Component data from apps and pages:

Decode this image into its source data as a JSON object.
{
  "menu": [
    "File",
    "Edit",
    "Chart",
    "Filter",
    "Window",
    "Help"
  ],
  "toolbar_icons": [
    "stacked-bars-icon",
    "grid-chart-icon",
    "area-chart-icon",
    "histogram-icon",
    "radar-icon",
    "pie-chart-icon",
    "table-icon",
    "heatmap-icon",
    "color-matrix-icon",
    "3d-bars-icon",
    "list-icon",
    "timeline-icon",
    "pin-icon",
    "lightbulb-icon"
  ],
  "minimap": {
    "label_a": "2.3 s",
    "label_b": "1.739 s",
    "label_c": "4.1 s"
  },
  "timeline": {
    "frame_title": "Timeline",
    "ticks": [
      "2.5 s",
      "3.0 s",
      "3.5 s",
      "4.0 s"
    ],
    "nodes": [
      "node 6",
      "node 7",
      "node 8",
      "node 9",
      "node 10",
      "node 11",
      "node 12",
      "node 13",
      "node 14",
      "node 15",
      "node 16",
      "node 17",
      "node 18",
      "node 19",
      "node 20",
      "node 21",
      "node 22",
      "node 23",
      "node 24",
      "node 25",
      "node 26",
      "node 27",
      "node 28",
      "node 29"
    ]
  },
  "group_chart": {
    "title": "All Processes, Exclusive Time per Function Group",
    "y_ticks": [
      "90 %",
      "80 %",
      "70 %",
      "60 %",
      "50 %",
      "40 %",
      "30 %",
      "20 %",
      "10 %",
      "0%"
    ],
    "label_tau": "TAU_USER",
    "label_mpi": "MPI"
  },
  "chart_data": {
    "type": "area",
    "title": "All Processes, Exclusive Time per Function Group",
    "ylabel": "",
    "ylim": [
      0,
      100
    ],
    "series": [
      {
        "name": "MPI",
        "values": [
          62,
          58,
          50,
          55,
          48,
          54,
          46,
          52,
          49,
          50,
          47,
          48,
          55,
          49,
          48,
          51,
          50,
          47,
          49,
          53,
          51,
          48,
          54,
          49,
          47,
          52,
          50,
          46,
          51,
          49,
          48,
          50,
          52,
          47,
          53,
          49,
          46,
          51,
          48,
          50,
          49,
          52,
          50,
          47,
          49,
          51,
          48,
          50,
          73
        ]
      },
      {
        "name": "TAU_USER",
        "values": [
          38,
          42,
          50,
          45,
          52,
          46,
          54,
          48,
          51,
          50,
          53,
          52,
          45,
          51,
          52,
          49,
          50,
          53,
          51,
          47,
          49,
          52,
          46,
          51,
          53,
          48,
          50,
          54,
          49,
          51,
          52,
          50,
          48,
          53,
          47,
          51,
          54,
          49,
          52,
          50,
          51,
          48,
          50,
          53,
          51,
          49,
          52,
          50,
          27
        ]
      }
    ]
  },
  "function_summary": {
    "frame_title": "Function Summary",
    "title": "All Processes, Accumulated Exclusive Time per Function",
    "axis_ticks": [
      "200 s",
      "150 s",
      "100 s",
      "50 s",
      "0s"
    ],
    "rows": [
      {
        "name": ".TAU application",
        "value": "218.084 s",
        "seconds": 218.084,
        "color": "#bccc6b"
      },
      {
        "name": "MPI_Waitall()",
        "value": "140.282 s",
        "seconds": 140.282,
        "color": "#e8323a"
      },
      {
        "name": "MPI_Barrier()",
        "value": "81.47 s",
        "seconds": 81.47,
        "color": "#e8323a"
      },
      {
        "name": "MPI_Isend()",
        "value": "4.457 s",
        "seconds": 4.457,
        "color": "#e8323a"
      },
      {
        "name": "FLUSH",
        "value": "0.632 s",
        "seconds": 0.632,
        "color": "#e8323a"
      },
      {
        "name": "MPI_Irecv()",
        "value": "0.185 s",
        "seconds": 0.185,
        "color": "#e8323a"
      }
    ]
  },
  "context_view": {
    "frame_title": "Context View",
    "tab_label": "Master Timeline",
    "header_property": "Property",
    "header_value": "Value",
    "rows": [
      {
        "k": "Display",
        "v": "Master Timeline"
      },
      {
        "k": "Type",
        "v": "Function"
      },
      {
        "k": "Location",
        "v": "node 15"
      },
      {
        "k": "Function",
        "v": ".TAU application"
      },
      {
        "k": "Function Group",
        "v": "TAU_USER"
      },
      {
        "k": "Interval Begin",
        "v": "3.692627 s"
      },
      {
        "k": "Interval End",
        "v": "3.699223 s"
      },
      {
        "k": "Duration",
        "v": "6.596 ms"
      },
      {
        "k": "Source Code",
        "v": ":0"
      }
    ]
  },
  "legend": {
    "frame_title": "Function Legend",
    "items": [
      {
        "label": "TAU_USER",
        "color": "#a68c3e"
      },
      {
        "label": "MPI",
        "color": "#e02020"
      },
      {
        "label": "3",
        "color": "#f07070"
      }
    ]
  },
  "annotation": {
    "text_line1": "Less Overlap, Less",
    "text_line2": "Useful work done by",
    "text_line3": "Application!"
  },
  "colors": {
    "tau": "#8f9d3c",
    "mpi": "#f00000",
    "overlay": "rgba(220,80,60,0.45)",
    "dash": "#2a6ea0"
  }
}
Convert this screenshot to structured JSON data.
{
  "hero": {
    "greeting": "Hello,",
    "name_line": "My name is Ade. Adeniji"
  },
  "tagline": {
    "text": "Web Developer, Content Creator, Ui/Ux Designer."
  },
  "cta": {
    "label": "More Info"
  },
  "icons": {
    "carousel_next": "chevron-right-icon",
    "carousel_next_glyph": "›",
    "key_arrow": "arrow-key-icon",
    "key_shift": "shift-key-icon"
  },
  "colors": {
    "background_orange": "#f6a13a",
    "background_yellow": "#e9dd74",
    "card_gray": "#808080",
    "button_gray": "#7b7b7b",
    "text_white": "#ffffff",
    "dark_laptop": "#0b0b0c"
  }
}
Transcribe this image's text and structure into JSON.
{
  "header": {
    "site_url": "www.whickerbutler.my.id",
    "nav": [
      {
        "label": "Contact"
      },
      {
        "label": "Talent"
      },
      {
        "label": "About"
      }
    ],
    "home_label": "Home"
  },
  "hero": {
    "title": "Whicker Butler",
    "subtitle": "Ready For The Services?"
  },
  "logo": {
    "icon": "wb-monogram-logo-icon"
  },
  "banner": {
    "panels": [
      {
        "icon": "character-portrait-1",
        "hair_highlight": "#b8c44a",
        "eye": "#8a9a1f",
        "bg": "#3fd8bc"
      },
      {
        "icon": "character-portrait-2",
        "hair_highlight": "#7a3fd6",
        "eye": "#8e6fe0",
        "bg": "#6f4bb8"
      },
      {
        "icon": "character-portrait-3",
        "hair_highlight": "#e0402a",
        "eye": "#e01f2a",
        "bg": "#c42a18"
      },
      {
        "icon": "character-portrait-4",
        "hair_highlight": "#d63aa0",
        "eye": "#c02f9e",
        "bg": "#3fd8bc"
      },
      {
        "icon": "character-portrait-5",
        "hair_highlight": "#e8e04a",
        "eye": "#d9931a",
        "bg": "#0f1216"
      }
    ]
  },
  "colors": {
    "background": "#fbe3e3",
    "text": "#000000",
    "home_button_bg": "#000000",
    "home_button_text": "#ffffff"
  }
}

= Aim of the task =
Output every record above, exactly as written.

= Solution for this exercise =
Decode this image into its source data as a JSON object.
{
  "menu": [
    "File",
    "Edit",
    "Chart",
    "Filter",
    "Window",
    "Help"
  ],
  "toolbar_icons": [
    "stacked-bars-icon",
    "grid-chart-icon",
    "area-chart-icon",
    "histogram-icon",
    "radar-icon",
    "pie-chart-icon",
    "table-icon",
    "heatmap-icon",
    "color-matrix-icon",
    "3d-bars-icon",
    "list-icon",
    "timeline-icon",
    "pin-icon",
    "lightbulb-icon"
  ],
  "minimap": {
    "label_a": "2.3 s",
    "label_b": "1.739 s",
    "label_c": "4.1 s"
  },
  "timeline": {
    "frame_title": "Timeline",
    "ticks": [
      "2.5 s",
      "3.0 s",
      "3.5 s",
      "4.0 s"
    ],
    "nodes": [
      "node 6",
      "node 7",
      "node 8",
      "node 9",
      "node 10",
      "node 11",
      "node 12",
      "node 13",
      "node 14",
      "node 15",
      "node 16",
      "node 17",
      "node 18",
      "node 19",
      "node 20",
      "node 21",
      "node 22",
      "node 23",
      "node 24",
      "node 25",
      "node 26",
      "node 27",
      "node 28",
      "node 29"
    ]
  },
  "group_chart": {
    "title": "All Processes, Exclusive Time per Function Group",
    "y_ticks": [
      "90 %",
      "80 %",
      "70 %",
      "60 %",
      "50 %",
      "40 %",
      "30 %",
      "20 %",
      "10 %",
      "0%"
    ],
    "label_tau": "TAU_USER",
    "label_mpi": "MPI"
  },
  "chart_data": {
    "type": "area",
    "title": "All Processes, Exclusive Time per Function Group",
    "ylabel": "",
    "ylim": [
      0,
      100
    ],
    "series": [
      {
        "name": "MPI",
        "values": [
          62,
          58,
          50,
          55,
          48,
          54,
          46,
          52,
          49,
          50,
          47,
          48,
          55,
          49,
          48,
          51,
          50,
          47,
          49,
          53,
          51,
          48,
          54,
          49,
          47,
          52,
          50,
          46,
          51,
          49,
          48,
          50,
          52,
          47,
          53,
          49,
          46,
          51,
          48,
          50,
          49,
          52,
          50,
          47,
          49,
          51,
          48,
          50,
          73
        ]
      },
      {
        "name": "TAU_USER",
        "values": [
          38,
          42,
          50,
          45,
          52,
          46,
          54,
          48,
          51,
          50,
          53,
          52,
          45,
          51,
          52,
          49,
          50,
          53,
          51,
          47,
          49,
          52,
          46,
          51,
          53,
          48,
          50,
          54,
          49,
          51,
          52,
          50,
          48,
          53,
          47,
          51,
          54,
          49,
          52,
          50,
          51,
          48,
          50,
          53,
          51,
          49,
          52,
          50,
          27
        ]
      }
    ]
  },
  "function_summary": {
    "frame_title": "Function Summary",
    "title": "All Processes, Accumulated Exclusive Time per Function",
    "axis_ticks": [
      "200 s",
      "150 s",
      "100 s",
      "50 s",
      "0s"
    ],
    "rows": [
      {
        "name": ".TAU application",
        "value": "218.084 s",
        "seconds": 218.084,
        "color": "#bccc6b"
      },
      {
        "name": "MPI_Waitall()",
        "value": "140.282 s",
        "seconds": 140.282,
        "color": "#e8323a"
      },
      {
        "name": "MPI_Barrier()",
        "value": "81.47 s",
        "seconds": 81.47,
        "color": "#e8323a"
      },
      {
        "name": "MPI_Isend()",
        "value": "4.457 s",
        "seconds": 4.457,
        "color": "#e8323a"
      },
      {
        "name": "FLUSH",
        "value": "0.632 s",
        "seconds": 0.632,
        "color": "#e8323a"
      },
      {
        "name": "MPI_Irecv()",
        "value": "0.185 s",
        "seconds": 0.185,
        "color": "#e8323a"
      }
    ]
  },
  "context_view": {
    "frame_title": "Context View",
    "tab_label": "Master Timeline",
    "header_property": "Property",
    "header_value": "Value",
    "rows": [
      {
        "k": "Display",
        "v": "Master Timeline"
      },
      {
        "k": "Type",
        "v": "Function"
      },
      {
        "k": "Location",
        "v": "node 15"
      },
      {
        "k": "Function",
        "v": ".TAU application"
      },
      {
        "k": "Function Group",
        "v": "TAU_USER"
      },
      {
        "k": "Interval Begin",
        "v": "3.692627 s"
      },
      {
        "k": "Interval End",
        "v": "3.699223 s"
      },
      {
        "k": "Duration",
        "v": "6.596 ms"
      },
      {
        "k": "Source Code",
        "v": ":0"
      }
    ]
  },
  "legend": {
    "frame_title": "Function Legend",
    "items": [
      {
        "label": "TAU_USER",
        "color": "#a68c3e"
      },
      {
        "label": "MPI",
        "color": "#e02020"
      },
      {
        "label": "3",
        "color": "#f07070"
      }
    ]
  },
  "annotation": {
    "text_line1": "Less Overlap, Less",
    "text_line2": "Useful work done by",
    "text_line3": "Application!"
  },
  "colors": {
    "tau": "#8f9d3c",
    "mpi": "#f00000",
    "overlay": "rgba(220,80,60,0.45)",
    "dash": "#2a6ea0"
  }
}
Convert this screenshot to structured JSON data.
{
  "hero": {
    "greeting": "Hello,",
    "name_line": "My name is Ade. Adeniji"
  },
  "tagline": {
    "text": "Web Developer, Content Creator, Ui/Ux Designer."
  },
  "cta": {
    "label": "More Info"
  },
  "icons": {
    "carousel_next": "chevron-right-icon",
    "carousel_next_glyph": "›",
    "key_arrow": "arrow-key-icon",
    "key_shift": "shift-key-icon"
  },
  "colors": {
    "background_orange": "#f6a13a",
    "background_yellow": "#e9dd74",
    "card_gray": "#808080",
    "button_gray": "#7b7b7b",
    "text_white": "#ffffff",
    "dark_laptop": "#0b0b0c"
  }
}
Transcribe this image's text and structure into JSON.
{
  "header": {
    "site_url": "www.whickerbutler.my.id",
    "nav": [
      {
        "label": "Contact"
      },
      {
        "label": "Talent"
      },
      {
        "label": "About"
      }
    ],
    "home_label": "Home"
  },
  "hero": {
    "title": "Whicker Butler",
    "subtitle": "Ready For The Services?"
  },
  "logo": {
    "icon": "wb-monogram-logo-icon"
  },
  "banner": {
    "panels": [
      {
        "icon": "character-portrait-1",
        "hair_highlight": "#b8c44a",
        "eye": "#8a9a1f",
        "bg": "#3fd8bc"
      },
      {
        "icon": "character-portrait-2",
        "hair_highlight": "#7a3fd6",
        "eye": "#8e6fe0",
        "bg": "#6f4bb8"
      },
      {
        "icon": "character-portrait-3",
        "hair_highlight": "#e0402a",
        "eye": "#e01f2a",
        "bg": "#c42a18"
      },
      {
        "icon": "character-portrait-4",
        "hair_highlight": "#d63aa0",
        "eye": "#c02f9e",
        "bg": "#3fd8bc"
      },
      {
        "icon": "character-portrait-5",
        "hair_highlight": "#e8e04a",
        "eye": "#d9931a",
        "bg": "#0f1216"
      }
    ]
  },
  "colors": {
    "background": "#fbe3e3",
    "text": "#000000",
    "home_button_bg": "#000000",
    "home_button_text": "#ffffff"
  }
}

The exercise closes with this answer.